PositiveThe Guardian...a superbly researched account ... a long-overdue and gripping analysis of Asperger’s own writing before, during and after the Third Reich. She details his wartime denigration of the cognitively and physically disabled children in his care. She frames him as complicit in \'negative eugenics\' and a careerist ... It’s hard to believe that anyone will want to identify with Asperger syndrome after reading Sheffer’s extremely disturbing but very lucid book, but what should replace it? Wing syndrome, perhaps. Certainly it would honor a doctor who cared for all autistic people and worked tirelessly to make their lives better.

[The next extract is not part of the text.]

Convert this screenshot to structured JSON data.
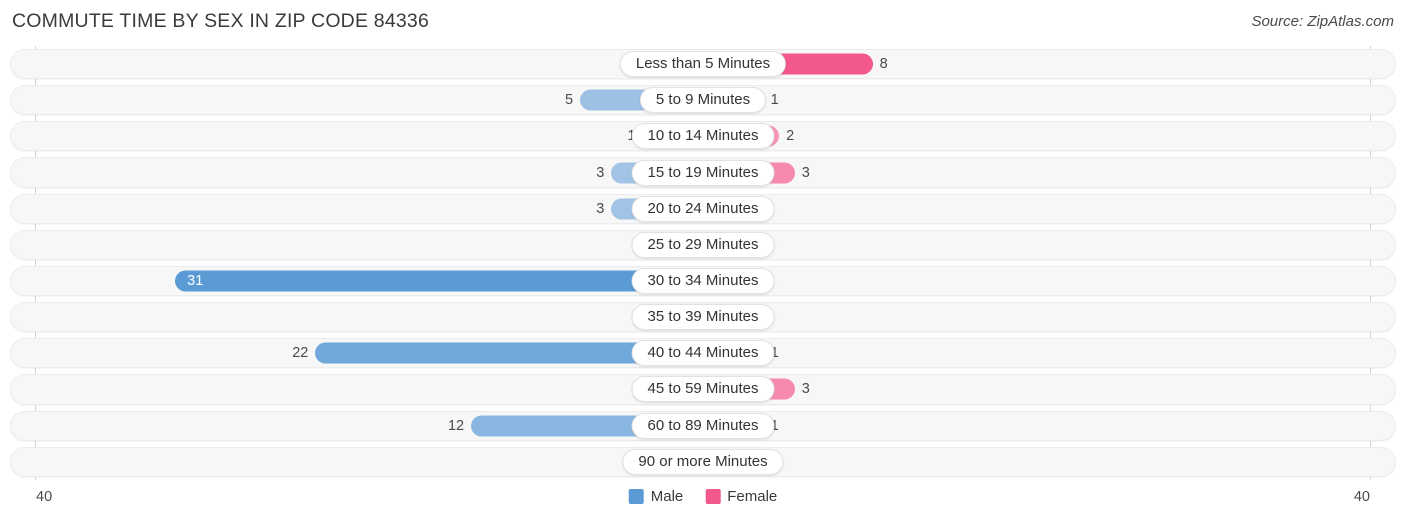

PositiveThe GuardianShtum, the Yiddish word for keeping silent or hiding secrets, is the perfect title for a novel in which even those who can speak do not share their thoughts with each other ... Lester doesn’t spare his main character: Ben isn’t an idealised hero battling for his disabled son’s rights. His failings are laid out in plain sight. He is a man-boy who has never quite grown up...This is the literary territory of Tony Parsons and Nick Hornby, infused with the Jewish humour of Howard Jacobson and Shalom Auslander ... At times Lester’s ambitious cinematic crosscutting between showdowns with officialdom and stories from the past puts a strain on the narrative flow. Overall, though, this is an impressive novel that gives a very accurate portrayal of the struggles some families of autistic children endure, while taking the reader on an exhilarating roller coaster ride between pathos, comedy and anger.